(Data supplied Opens)

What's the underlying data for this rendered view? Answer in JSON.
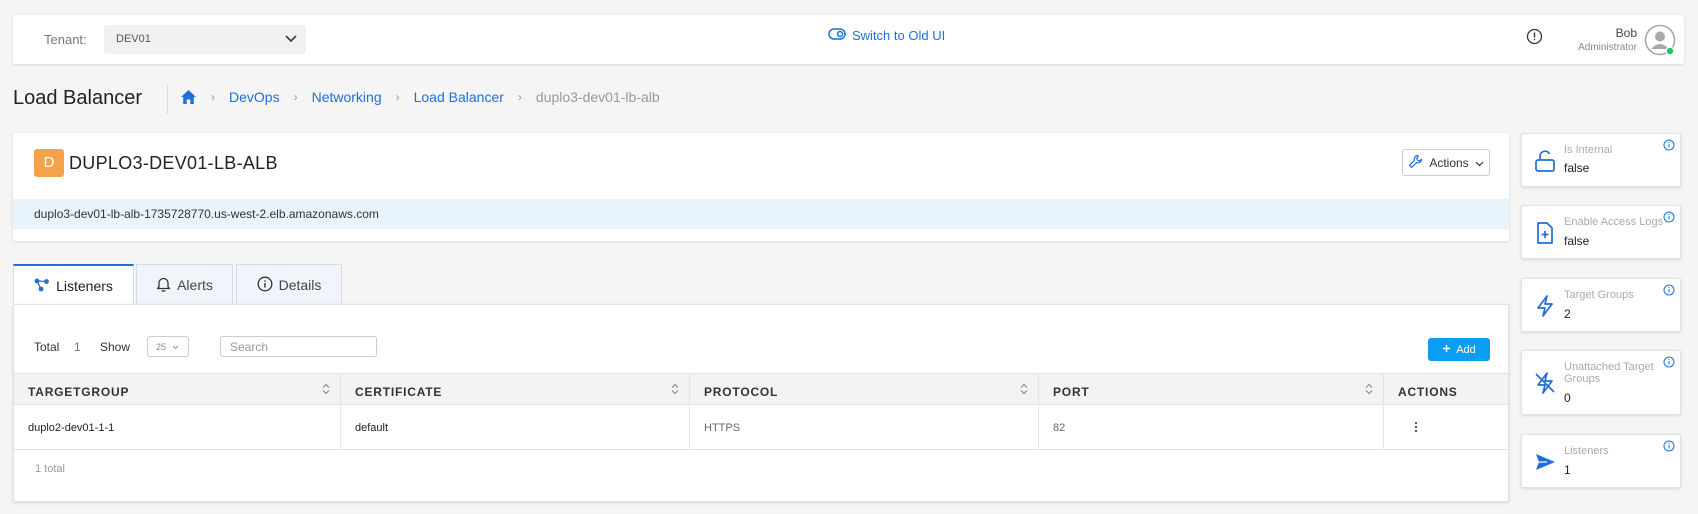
{
  "topbar": {
    "tenant_label": "Tenant:",
    "tenant_value": "DEV01",
    "switch_ui": "Switch to Old UI",
    "user_name": "Bob",
    "user_role": "Administrator"
  },
  "page": {
    "title": "Load Balancer",
    "breadcrumb": [
      "DevOps",
      "Networking",
      "Load Balancer",
      "duplo3-dev01-lb-alb"
    ]
  },
  "lb": {
    "avatar_letter": "D",
    "name": "DUPLO3-DEV01-LB-ALB",
    "actions_label": "Actions",
    "dns": "duplo3-dev01-lb-alb-1735728770.us-west-2.elb.amazonaws.com"
  },
  "tabs": [
    {
      "label": "Listeners",
      "icon": "share-nodes-icon",
      "active": true
    },
    {
      "label": "Alerts",
      "icon": "bell-icon",
      "active": false
    },
    {
      "label": "Details",
      "icon": "info-circle-icon",
      "active": false
    }
  ],
  "table": {
    "total_label": "Total",
    "total_value": "1",
    "show_label": "Show",
    "page_size": "25",
    "search_placeholder": "Search",
    "add_label": "Add",
    "columns": [
      "TARGETGROUP",
      "CERTIFICATE",
      "PROTOCOL",
      "PORT",
      "ACTIONS"
    ],
    "rows": [
      {
        "targetgroup": "duplo2-dev01-1-1",
        "certificate": "default",
        "protocol": "HTTPS",
        "port": "82"
      }
    ],
    "footer": "1 total"
  },
  "side_cards": [
    {
      "title": "Is Internal",
      "value": "false",
      "icon": "unlock-icon"
    },
    {
      "title": "Enable Access Logs",
      "value": "false",
      "icon": "file-plus-icon"
    },
    {
      "title": "Target Groups",
      "value": "2",
      "icon": "lightning-icon"
    },
    {
      "title": "Unattached Target Groups",
      "value": "0",
      "icon": "lightning-off-icon"
    },
    {
      "title": "Listeners",
      "value": "1",
      "icon": "send-icon"
    }
  ],
  "colors": {
    "accent": "#1e6fd9",
    "add_button": "#0a9ef0",
    "avatar": "#f4a24c",
    "dns_strip": "#e9f3fc",
    "online": "#22c55e"
  }
}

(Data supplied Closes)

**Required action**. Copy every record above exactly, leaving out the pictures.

**Your solution**.
What's the underlying data for this rendered view? Answer in JSON.
{
  "topbar": {
    "tenant_label": "Tenant:",
    "tenant_value": "DEV01",
    "switch_ui": "Switch to Old UI",
    "user_name": "Bob",
    "user_role": "Administrator"
  },
  "page": {
    "title": "Load Balancer",
    "breadcrumb": [
      "DevOps",
      "Networking",
      "Load Balancer",
      "duplo3-dev01-lb-alb"
    ]
  },
  "lb": {
    "avatar_letter": "D",
    "name": "DUPLO3-DEV01-LB-ALB",
    "actions_label": "Actions",
    "dns": "duplo3-dev01-lb-alb-1735728770.us-west-2.elb.amazonaws.com"
  },
  "tabs": [
    {
      "label": "Listeners",
      "icon": "share-nodes-icon",
      "active": true
    },
    {
      "label": "Alerts",
      "icon": "bell-icon",
      "active": false
    },
    {
      "label": "Details",
      "icon": "info-circle-icon",
      "active": false
    }
  ],
  "table": {
    "total_label": "Total",
    "total_value": "1",
    "show_label": "Show",
    "page_size": "25",
    "search_placeholder": "Search",
    "add_label": "Add",
    "columns": [
      "TARGETGROUP",
      "CERTIFICATE",
      "PROTOCOL",
      "PORT",
      "ACTIONS"
    ],
    "rows": [
      {
        "targetgroup": "duplo2-dev01-1-1",
        "certificate": "default",
        "protocol": "HTTPS",
        "port": "82"
      }
    ],
    "footer": "1 total"
  },
  "side_cards": [
    {
      "title": "Is Internal",
      "value": "false",
      "icon": "unlock-icon"
    },
    {
      "title": "Enable Access Logs",
      "value": "false",
      "icon": "file-plus-icon"
    },
    {
      "title": "Target Groups",
      "value": "2",
      "icon": "lightning-icon"
    },
    {
      "title": "Unattached Target Groups",
      "value": "0",
      "icon": "lightning-off-icon"
    },
    {
      "title": "Listeners",
      "value": "1",
      "icon": "send-icon"
    }
  ],
  "colors": {
    "accent": "#1e6fd9",
    "add_button": "#0a9ef0",
    "avatar": "#f4a24c",
    "dns_strip": "#e9f3fc",
    "online": "#22c55e"
  }
}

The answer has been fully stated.